**Goal of the exercise**
Within the listing below, locate all lines containing the word "time". Copy each one.

▬▬▬▬▬▬▬▬▬▬

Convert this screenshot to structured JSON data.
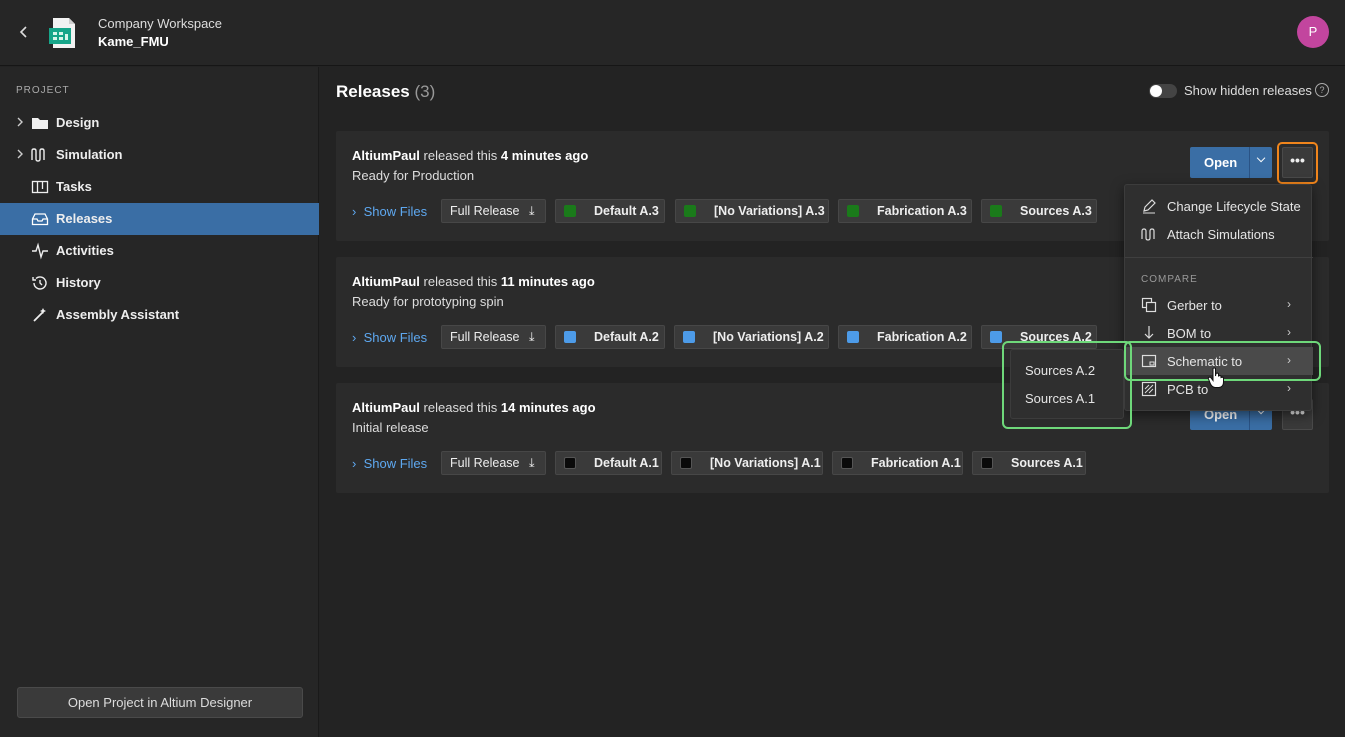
{
  "topbar": {
    "workspace": "Company Workspace",
    "project": "Kame_FMU",
    "avatar_initial": "P",
    "back_icon": "chevron-left-icon"
  },
  "sidebar": {
    "section": "PROJECT",
    "items": [
      {
        "label": "Design",
        "icon": "folder-icon",
        "expandable": true
      },
      {
        "label": "Simulation",
        "icon": "waveform-icon",
        "expandable": true
      },
      {
        "label": "Tasks",
        "icon": "board-icon",
        "expandable": false
      },
      {
        "label": "Releases",
        "icon": "inbox-icon",
        "expandable": false,
        "active": true
      },
      {
        "label": "Activities",
        "icon": "pulse-icon",
        "expandable": false
      },
      {
        "label": "History",
        "icon": "history-icon",
        "expandable": false
      },
      {
        "label": "Assembly Assistant",
        "icon": "wand-icon",
        "expandable": false
      }
    ],
    "open_button": "Open Project in Altium Designer"
  },
  "header": {
    "title": "Releases",
    "count": "(3)",
    "toggle_label": "Show hidden releases"
  },
  "releases": [
    {
      "user": "AltiumPaul",
      "verb": "released this",
      "time": "4 minutes ago",
      "note": "Ready for Production",
      "show_files": "Show Files",
      "full": "Full Release",
      "swatch": "#1a7a1a",
      "chips": [
        "Default A.3",
        "[No Variations] A.3",
        "Fabrication A.3",
        "Sources A.3"
      ]
    },
    {
      "user": "AltiumPaul",
      "verb": "released this",
      "time": "11 minutes ago",
      "note": "Ready for prototyping spin",
      "show_files": "Show Files",
      "full": "Full Release",
      "swatch": "#4d9be8",
      "chips": [
        "Default A.2",
        "[No Variations] A.2",
        "Fabrication A.2",
        "Sources A.2"
      ]
    },
    {
      "user": "AltiumPaul",
      "verb": "released this",
      "time": "14 minutes ago",
      "note": "Initial release",
      "show_files": "Show Files",
      "full": "Full Release",
      "swatch": "#0a0a0a",
      "chips": [
        "Default A.1",
        "[No Variations] A.1",
        "Fabrication A.1",
        "Sources A.1"
      ]
    }
  ],
  "open_label": "Open",
  "menu": {
    "items": [
      "Change Lifecycle State",
      "Attach Simulations"
    ],
    "compare_header": "COMPARE",
    "compare": [
      "Gerber to",
      "BOM to",
      "Schematic to",
      "PCB to"
    ]
  },
  "submenu": [
    "Sources A.2",
    "Sources A.1"
  ],
  "colors": {
    "accent": "#3a6ea5",
    "highlight_orange": "#f0851c",
    "highlight_green": "#6ed87a",
    "link": "#5ea8f0"
  }
}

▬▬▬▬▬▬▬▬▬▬

**Solution to the problem**
      "time": "4 minutes ago",
      "time": "11 minutes ago",
      "time": "14 minutes ago",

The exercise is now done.